§ **Work task**
All of the entries must be duplicated exactly.

§ **Data shown**
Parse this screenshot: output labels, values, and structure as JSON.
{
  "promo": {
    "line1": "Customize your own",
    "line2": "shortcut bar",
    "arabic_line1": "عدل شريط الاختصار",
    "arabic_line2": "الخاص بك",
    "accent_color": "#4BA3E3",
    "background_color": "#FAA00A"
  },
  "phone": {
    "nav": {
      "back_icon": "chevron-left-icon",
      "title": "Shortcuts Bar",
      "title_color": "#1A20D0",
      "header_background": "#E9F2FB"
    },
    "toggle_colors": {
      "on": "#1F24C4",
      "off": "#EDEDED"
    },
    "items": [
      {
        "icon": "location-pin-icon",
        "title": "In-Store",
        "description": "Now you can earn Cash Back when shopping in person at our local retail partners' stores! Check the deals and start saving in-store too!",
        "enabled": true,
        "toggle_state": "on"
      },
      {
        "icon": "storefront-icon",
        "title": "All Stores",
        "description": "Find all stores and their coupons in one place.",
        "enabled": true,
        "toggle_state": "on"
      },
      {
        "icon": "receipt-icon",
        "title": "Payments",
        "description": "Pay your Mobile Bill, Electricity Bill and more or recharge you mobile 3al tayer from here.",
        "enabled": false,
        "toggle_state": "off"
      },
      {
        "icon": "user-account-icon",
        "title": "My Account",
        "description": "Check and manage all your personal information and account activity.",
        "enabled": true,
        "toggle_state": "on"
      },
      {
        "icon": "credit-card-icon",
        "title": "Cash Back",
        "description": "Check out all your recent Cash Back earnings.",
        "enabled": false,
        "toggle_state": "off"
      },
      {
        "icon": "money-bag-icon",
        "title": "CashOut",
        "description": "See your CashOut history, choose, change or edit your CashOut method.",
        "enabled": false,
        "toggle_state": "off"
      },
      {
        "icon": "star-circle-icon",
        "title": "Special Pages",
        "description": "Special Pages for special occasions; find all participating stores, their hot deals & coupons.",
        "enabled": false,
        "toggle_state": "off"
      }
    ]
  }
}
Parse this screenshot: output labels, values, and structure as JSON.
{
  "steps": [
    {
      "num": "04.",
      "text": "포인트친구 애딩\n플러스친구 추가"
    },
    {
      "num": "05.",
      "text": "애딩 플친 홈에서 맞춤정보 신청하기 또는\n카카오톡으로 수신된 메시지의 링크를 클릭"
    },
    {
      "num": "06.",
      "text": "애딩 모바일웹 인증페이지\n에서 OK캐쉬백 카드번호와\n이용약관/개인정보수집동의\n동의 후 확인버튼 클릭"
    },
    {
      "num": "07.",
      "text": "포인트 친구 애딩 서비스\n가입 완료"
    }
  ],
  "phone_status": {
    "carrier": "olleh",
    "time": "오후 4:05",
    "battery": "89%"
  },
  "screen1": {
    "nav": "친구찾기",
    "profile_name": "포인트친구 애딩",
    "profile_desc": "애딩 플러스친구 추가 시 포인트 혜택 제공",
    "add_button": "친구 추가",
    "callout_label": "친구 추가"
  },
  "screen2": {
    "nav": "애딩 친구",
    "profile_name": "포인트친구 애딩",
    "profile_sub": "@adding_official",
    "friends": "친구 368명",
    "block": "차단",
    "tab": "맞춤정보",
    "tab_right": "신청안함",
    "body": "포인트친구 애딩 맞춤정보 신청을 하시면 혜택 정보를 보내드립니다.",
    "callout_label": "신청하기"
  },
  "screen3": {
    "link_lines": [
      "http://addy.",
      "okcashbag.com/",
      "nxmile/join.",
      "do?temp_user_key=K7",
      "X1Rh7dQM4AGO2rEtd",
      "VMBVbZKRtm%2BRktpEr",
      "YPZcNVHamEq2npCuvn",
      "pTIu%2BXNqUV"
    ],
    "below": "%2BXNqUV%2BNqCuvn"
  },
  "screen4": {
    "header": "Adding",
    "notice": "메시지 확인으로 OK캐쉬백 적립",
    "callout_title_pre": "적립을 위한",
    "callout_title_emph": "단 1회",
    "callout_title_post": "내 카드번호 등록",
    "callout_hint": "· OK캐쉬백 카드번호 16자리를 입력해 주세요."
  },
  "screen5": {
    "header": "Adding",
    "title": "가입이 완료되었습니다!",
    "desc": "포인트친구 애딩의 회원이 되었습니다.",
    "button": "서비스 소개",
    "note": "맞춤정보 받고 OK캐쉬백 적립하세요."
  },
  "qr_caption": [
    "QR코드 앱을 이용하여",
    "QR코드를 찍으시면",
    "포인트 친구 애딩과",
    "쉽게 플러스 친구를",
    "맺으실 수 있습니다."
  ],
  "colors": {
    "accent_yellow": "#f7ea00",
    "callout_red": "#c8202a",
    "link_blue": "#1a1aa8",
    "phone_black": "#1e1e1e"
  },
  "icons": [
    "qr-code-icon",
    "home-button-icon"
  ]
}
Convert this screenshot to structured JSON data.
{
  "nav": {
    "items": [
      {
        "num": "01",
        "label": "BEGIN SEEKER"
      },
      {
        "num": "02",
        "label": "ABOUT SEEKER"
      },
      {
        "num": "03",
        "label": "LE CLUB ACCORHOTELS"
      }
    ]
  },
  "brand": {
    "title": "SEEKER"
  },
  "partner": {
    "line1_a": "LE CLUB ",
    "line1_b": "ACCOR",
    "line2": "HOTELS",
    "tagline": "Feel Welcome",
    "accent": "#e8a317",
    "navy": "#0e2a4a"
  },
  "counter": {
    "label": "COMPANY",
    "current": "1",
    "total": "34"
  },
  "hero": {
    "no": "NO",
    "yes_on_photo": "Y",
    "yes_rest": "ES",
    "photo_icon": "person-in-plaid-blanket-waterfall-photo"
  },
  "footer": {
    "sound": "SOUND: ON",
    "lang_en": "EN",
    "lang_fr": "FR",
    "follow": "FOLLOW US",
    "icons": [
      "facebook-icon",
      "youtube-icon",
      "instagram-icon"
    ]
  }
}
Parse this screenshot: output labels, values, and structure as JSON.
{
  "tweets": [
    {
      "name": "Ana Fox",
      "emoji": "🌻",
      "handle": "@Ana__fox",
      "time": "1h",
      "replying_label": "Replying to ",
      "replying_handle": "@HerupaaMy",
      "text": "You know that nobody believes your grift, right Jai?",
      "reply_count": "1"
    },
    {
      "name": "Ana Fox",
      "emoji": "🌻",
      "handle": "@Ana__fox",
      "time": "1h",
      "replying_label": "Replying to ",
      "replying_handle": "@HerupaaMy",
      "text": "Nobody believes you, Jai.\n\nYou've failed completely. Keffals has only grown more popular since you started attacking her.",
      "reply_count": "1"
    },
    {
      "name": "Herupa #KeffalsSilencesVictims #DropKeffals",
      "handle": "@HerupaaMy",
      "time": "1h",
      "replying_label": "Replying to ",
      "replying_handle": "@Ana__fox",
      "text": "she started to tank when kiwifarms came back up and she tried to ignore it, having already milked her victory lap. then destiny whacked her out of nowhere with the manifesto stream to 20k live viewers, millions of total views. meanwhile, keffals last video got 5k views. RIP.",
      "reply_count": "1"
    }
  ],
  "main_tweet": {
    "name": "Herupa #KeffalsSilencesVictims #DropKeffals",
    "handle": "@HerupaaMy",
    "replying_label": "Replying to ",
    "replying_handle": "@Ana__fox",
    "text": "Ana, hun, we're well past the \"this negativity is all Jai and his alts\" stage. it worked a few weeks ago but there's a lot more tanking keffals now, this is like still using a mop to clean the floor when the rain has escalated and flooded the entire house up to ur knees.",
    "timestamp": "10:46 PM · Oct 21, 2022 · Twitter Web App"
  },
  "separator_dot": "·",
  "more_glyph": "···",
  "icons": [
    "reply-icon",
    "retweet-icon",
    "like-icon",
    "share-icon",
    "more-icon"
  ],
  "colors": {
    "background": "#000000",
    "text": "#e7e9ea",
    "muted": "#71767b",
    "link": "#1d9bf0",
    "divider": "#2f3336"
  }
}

§ **Solved problem**
Parse this screenshot: output labels, values, and structure as JSON.
{
  "promo": {
    "line1": "Customize your own",
    "line2": "shortcut bar",
    "arabic_line1": "عدل شريط الاختصار",
    "arabic_line2": "الخاص بك",
    "accent_color": "#4BA3E3",
    "background_color": "#FAA00A"
  },
  "phone": {
    "nav": {
      "back_icon": "chevron-left-icon",
      "title": "Shortcuts Bar",
      "title_color": "#1A20D0",
      "header_background": "#E9F2FB"
    },
    "toggle_colors": {
      "on": "#1F24C4",
      "off": "#EDEDED"
    },
    "items": [
      {
        "icon": "location-pin-icon",
        "title": "In-Store",
        "description": "Now you can earn Cash Back when shopping in person at our local retail partners' stores! Check the deals and start saving in-store too!",
        "enabled": true,
        "toggle_state": "on"
      },
      {
        "icon": "storefront-icon",
        "title": "All Stores",
        "description": "Find all stores and their coupons in one place.",
        "enabled": true,
        "toggle_state": "on"
      },
      {
        "icon": "receipt-icon",
        "title": "Payments",
        "description": "Pay your Mobile Bill, Electricity Bill and more or recharge you mobile 3al tayer from here.",
        "enabled": false,
        "toggle_state": "off"
      },
      {
        "icon": "user-account-icon",
        "title": "My Account",
        "description": "Check and manage all your personal information and account activity.",
        "enabled": true,
        "toggle_state": "on"
      },
      {
        "icon": "credit-card-icon",
        "title": "Cash Back",
        "description": "Check out all your recent Cash Back earnings.",
        "enabled": false,
        "toggle_state": "off"
      },
      {
        "icon": "money-bag-icon",
        "title": "CashOut",
        "description": "See your CashOut history, choose, change or edit your CashOut method.",
        "enabled": false,
        "toggle_state": "off"
      },
      {
        "icon": "star-circle-icon",
        "title": "Special Pages",
        "description": "Special Pages for special occasions; find all participating stores, their hot deals & coupons.",
        "enabled": false,
        "toggle_state": "off"
      }
    ]
  }
}
Parse this screenshot: output labels, values, and structure as JSON.
{
  "steps": [
    {
      "num": "04.",
      "text": "포인트친구 애딩\n플러스친구 추가"
    },
    {
      "num": "05.",
      "text": "애딩 플친 홈에서 맞춤정보 신청하기 또는\n카카오톡으로 수신된 메시지의 링크를 클릭"
    },
    {
      "num": "06.",
      "text": "애딩 모바일웹 인증페이지\n에서 OK캐쉬백 카드번호와\n이용약관/개인정보수집동의\n동의 후 확인버튼 클릭"
    },
    {
      "num": "07.",
      "text": "포인트 친구 애딩 서비스\n가입 완료"
    }
  ],
  "phone_status": {
    "carrier": "olleh",
    "time": "오후 4:05",
    "battery": "89%"
  },
  "screen1": {
    "nav": "친구찾기",
    "profile_name": "포인트친구 애딩",
    "profile_desc": "애딩 플러스친구 추가 시 포인트 혜택 제공",
    "add_button": "친구 추가",
    "callout_label": "친구 추가"
  },
  "screen2": {
    "nav": "애딩 친구",
    "profile_name": "포인트친구 애딩",
    "profile_sub": "@adding_official",
    "friends": "친구 368명",
    "block": "차단",
    "tab": "맞춤정보",
    "tab_right": "신청안함",
    "body": "포인트친구 애딩 맞춤정보 신청을 하시면 혜택 정보를 보내드립니다.",
    "callout_label": "신청하기"
  },
  "screen3": {
    "link_lines": [
      "http://addy.",
      "okcashbag.com/",
      "nxmile/join.",
      "do?temp_user_key=K7",
      "X1Rh7dQM4AGO2rEtd",
      "VMBVbZKRtm%2BRktpEr",
      "YPZcNVHamEq2npCuvn",
      "pTIu%2BXNqUV"
    ],
    "below": "%2BXNqUV%2BNqCuvn"
  },
  "screen4": {
    "header": "Adding",
    "notice": "메시지 확인으로 OK캐쉬백 적립",
    "callout_title_pre": "적립을 위한",
    "callout_title_emph": "단 1회",
    "callout_title_post": "내 카드번호 등록",
    "callout_hint": "· OK캐쉬백 카드번호 16자리를 입력해 주세요."
  },
  "screen5": {
    "header": "Adding",
    "title": "가입이 완료되었습니다!",
    "desc": "포인트친구 애딩의 회원이 되었습니다.",
    "button": "서비스 소개",
    "note": "맞춤정보 받고 OK캐쉬백 적립하세요."
  },
  "qr_caption": [
    "QR코드 앱을 이용하여",
    "QR코드를 찍으시면",
    "포인트 친구 애딩과",
    "쉽게 플러스 친구를",
    "맺으실 수 있습니다."
  ],
  "colors": {
    "accent_yellow": "#f7ea00",
    "callout_red": "#c8202a",
    "link_blue": "#1a1aa8",
    "phone_black": "#1e1e1e"
  },
  "icons": [
    "qr-code-icon",
    "home-button-icon"
  ]
}
Convert this screenshot to structured JSON data.
{
  "nav": {
    "items": [
      {
        "num": "01",
        "label": "BEGIN SEEKER"
      },
      {
        "num": "02",
        "label": "ABOUT SEEKER"
      },
      {
        "num": "03",
        "label": "LE CLUB ACCORHOTELS"
      }
    ]
  },
  "brand": {
    "title": "SEEKER"
  },
  "partner": {
    "line1_a": "LE CLUB ",
    "line1_b": "ACCOR",
    "line2": "HOTELS",
    "tagline": "Feel Welcome",
    "accent": "#e8a317",
    "navy": "#0e2a4a"
  },
  "counter": {
    "label": "COMPANY",
    "current": "1",
    "total": "34"
  },
  "hero": {
    "no": "NO",
    "yes_on_photo": "Y",
    "yes_rest": "ES",
    "photo_icon": "person-in-plaid-blanket-waterfall-photo"
  },
  "footer": {
    "sound": "SOUND: ON",
    "lang_en": "EN",
    "lang_fr": "FR",
    "follow": "FOLLOW US",
    "icons": [
      "facebook-icon",
      "youtube-icon",
      "instagram-icon"
    ]
  }
}
Parse this screenshot: output labels, values, and structure as JSON.
{
  "tweets": [
    {
      "name": "Ana Fox",
      "emoji": "🌻",
      "handle": "@Ana__fox",
      "time": "1h",
      "replying_label": "Replying to ",
      "replying_handle": "@HerupaaMy",
      "text": "You know that nobody believes your grift, right Jai?",
      "reply_count": "1"
    },
    {
      "name": "Ana Fox",
      "emoji": "🌻",
      "handle": "@Ana__fox",
      "time": "1h",
      "replying_label": "Replying to ",
      "replying_handle": "@HerupaaMy",
      "text": "Nobody believes you, Jai.\n\nYou've failed completely. Keffals has only grown more popular since you started attacking her.",
      "reply_count": "1"
    },
    {
      "name": "Herupa #KeffalsSilencesVictims #DropKeffals",
      "handle": "@HerupaaMy",
      "time": "1h",
      "replying_label": "Replying to ",
      "replying_handle": "@Ana__fox",
      "text": "she started to tank when kiwifarms came back up and she tried to ignore it, having already milked her victory lap. then destiny whacked her out of nowhere with the manifesto stream to 20k live viewers, millions of total views. meanwhile, keffals last video got 5k views. RIP.",
      "reply_count": "1"
    }
  ],
  "main_tweet": {
    "name": "Herupa #KeffalsSilencesVictims #DropKeffals",
    "handle": "@HerupaaMy",
    "replying_label": "Replying to ",
    "replying_handle": "@Ana__fox",
    "text": "Ana, hun, we're well past the \"this negativity is all Jai and his alts\" stage. it worked a few weeks ago but there's a lot more tanking keffals now, this is like still using a mop to clean the floor when the rain has escalated and flooded the entire house up to ur knees.",
    "timestamp": "10:46 PM · Oct 21, 2022 · Twitter Web App"
  },
  "separator_dot": "·",
  "more_glyph": "···",
  "icons": [
    "reply-icon",
    "retweet-icon",
    "like-icon",
    "share-icon",
    "more-icon"
  ],
  "colors": {
    "background": "#000000",
    "text": "#e7e9ea",
    "muted": "#71767b",
    "link": "#1d9bf0",
    "divider": "#2f3336"
  }
}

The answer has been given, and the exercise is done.